As an example: Look at Facebook. Marketers will point out the number of users on the system. As if to say that all these users are potential buyers. The reality is that very few of these users are there to actually buy products. Instead they are interested in participating in an online community and sub-communities. Finding and supporting these sub-communities in Facebook or across the internet is the first step for online marketing.
Experts like Tracey Warren teach businesses understand and leverage these online communities by providing services like a “Social Media Tuneup.” So if you were a producer of car parts, the first goal is to identify the car enthusiasts groups. If on the other hand you market eggs and other groceries, marketing to a car enthusiasts group might not be as effective. The car enthusiasts are not in the buying mode for eggs. When they are, they will be looking at a different group.

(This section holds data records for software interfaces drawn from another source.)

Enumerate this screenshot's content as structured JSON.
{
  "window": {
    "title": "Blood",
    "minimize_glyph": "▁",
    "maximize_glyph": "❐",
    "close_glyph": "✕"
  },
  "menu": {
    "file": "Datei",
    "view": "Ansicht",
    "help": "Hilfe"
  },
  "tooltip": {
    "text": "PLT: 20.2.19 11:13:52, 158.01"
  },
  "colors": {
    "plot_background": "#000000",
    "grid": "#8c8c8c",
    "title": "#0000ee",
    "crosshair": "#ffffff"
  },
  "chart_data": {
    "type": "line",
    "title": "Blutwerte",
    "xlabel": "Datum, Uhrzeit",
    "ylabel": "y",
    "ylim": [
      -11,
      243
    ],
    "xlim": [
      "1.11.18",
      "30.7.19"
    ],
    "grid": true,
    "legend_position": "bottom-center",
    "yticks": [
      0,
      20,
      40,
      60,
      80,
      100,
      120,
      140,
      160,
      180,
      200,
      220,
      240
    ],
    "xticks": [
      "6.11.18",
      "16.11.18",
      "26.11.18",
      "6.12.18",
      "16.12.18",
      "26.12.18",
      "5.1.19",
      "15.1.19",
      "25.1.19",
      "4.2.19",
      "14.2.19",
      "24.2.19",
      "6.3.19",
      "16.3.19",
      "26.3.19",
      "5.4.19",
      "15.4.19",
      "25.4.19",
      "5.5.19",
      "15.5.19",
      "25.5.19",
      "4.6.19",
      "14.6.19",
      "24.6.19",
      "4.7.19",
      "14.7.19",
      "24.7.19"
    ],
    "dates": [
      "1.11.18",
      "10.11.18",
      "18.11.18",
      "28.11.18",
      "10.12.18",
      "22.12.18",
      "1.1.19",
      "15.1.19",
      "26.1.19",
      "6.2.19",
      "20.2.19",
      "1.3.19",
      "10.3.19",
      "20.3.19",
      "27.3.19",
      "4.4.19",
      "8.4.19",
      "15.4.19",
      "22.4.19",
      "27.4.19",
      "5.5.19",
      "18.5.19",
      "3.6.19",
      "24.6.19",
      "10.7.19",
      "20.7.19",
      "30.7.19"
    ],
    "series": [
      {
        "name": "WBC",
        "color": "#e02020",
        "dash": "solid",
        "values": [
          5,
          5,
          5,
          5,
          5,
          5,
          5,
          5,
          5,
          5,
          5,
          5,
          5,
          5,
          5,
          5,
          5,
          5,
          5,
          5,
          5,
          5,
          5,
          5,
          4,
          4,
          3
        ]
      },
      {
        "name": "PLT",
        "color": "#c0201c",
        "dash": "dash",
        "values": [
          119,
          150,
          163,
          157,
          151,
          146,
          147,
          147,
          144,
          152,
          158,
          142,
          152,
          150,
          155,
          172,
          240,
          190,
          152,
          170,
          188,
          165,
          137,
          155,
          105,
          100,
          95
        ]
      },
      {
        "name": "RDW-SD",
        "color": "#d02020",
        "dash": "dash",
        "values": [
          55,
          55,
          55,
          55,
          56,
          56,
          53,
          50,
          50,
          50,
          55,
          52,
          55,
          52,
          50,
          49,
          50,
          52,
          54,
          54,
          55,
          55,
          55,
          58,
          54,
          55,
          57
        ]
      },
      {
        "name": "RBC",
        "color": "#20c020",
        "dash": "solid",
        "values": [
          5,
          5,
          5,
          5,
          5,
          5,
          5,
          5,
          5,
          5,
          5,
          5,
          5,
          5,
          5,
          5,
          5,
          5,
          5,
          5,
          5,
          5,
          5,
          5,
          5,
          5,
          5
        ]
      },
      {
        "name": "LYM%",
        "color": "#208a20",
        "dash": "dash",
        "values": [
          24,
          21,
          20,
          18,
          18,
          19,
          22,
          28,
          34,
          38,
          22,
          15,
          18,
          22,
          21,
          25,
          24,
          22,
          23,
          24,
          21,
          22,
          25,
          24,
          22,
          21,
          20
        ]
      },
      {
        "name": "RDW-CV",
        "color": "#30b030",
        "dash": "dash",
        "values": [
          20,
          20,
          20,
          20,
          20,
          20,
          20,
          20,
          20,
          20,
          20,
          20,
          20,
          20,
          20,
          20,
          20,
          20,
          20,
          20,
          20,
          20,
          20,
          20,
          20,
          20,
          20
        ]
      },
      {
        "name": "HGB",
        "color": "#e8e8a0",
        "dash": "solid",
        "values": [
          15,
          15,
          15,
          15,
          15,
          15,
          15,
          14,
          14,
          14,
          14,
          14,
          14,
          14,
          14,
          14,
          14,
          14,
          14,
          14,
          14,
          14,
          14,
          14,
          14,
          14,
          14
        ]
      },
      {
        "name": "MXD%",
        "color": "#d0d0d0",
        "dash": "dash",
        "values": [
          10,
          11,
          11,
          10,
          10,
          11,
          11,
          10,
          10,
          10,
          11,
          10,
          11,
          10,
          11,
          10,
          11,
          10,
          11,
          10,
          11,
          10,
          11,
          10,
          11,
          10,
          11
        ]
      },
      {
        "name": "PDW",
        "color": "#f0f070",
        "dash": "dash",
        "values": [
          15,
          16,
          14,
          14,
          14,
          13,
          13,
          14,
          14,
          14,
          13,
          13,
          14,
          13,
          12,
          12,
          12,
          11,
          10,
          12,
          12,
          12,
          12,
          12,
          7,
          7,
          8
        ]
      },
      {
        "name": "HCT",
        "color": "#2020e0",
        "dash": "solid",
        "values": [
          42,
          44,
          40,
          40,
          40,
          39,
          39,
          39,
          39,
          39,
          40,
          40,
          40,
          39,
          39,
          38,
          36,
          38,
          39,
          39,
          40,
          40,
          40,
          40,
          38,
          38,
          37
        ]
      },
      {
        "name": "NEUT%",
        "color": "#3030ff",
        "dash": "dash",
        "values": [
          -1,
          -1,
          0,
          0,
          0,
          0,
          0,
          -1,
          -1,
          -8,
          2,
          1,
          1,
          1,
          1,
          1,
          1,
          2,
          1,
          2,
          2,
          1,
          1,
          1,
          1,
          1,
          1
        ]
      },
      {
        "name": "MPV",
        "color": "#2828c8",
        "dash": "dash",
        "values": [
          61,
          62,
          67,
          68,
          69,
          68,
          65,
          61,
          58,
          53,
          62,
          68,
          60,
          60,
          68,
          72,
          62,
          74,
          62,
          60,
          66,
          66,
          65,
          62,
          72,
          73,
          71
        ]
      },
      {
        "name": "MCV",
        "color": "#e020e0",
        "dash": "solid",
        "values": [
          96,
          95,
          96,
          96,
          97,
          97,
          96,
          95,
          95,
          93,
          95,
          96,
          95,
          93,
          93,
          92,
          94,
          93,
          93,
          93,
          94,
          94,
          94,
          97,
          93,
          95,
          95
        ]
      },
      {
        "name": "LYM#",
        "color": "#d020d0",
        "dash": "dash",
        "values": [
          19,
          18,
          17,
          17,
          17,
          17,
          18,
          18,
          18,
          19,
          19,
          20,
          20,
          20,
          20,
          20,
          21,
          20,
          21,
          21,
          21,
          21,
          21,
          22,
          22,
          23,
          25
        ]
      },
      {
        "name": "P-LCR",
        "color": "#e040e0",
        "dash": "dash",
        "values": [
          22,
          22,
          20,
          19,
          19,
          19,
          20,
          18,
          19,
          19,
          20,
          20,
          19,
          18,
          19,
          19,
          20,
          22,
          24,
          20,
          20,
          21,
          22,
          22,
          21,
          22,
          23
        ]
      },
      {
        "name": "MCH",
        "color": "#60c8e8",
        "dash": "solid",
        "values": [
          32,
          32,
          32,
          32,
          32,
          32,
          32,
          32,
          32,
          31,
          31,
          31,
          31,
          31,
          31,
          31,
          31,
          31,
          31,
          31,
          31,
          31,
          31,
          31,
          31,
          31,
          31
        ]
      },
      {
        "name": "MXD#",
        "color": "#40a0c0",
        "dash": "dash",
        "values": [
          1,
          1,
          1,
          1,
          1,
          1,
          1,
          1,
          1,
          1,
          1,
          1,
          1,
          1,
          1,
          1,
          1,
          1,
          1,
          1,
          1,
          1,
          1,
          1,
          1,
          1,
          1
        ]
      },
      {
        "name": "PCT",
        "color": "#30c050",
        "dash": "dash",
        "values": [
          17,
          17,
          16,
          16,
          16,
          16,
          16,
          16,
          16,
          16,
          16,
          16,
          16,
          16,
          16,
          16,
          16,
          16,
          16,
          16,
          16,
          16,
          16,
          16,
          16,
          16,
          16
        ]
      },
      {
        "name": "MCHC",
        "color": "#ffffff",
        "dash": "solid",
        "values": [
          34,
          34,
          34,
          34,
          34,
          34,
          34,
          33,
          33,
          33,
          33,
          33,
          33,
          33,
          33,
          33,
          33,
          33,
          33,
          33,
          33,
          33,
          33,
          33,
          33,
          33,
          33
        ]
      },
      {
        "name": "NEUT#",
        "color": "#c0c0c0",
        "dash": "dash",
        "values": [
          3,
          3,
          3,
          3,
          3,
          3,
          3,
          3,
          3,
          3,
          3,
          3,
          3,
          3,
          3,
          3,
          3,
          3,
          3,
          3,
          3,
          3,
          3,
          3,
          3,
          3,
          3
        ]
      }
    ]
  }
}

The rule I share with people is that social networking is like a cocktail party. People are not there to do business. That is not to say that a lot of business isn’t done at cocktail parties. It’s done in a very subtle way. Nobody opens an egg selling stand at a pool side party. It could be argued that everyone at the party will probably be buying eggs in the next week, “Why not at this party?” The reality is that when people buy eggs they go to a grocery store… not a cocktail party. Instead go into the party and ask, “So when and where do you buy eggs?” Chances are it will be a place where you can sell your eggs online.
Oh and if they help you give them some virtual chocolate as a thank you.
So why bring up online marketing strategies and community marketing? The topic of this blog is modern network architecture, not old school network architecture. As the day to day infrastructure support moves into the cloud, there is less need for server support. The modern network architect will need to understand and answer these types of questions for their employers and clients. This is the question I was asked by a consulting client at the beginning of the article. The more we don’t understand about online marketing, integration with business systems and the like, the more we become legacy and irrelevant in determining the future architecture of the network.
Most of the deeply technical IT Experts I work with don’t spend a lot of thinking around social networking strategies. I’m not sure why, but I think this might be because most deep IT experts much more comfortable relating to things (computers) or ideas (computer systems) rather than relating to people. Being a Seattle business consultant, specializing in Continued »
When twitter was first being introduced, I talked to the students in one of my classes about twitter. The whole class laughed at me. Thinking that social networking really wasn’t something serious a system administrator would bother with. As a Consultant and teacher I try to look into the future and predict new potential opportunities for both my Continued »
Is the IT department keeping up?
Recently a client of mine suggested that UC communication was silly. I’ve worked on teams where tools like Lync make life much easier. It’s not just about text messages. It’s about presence, Continued »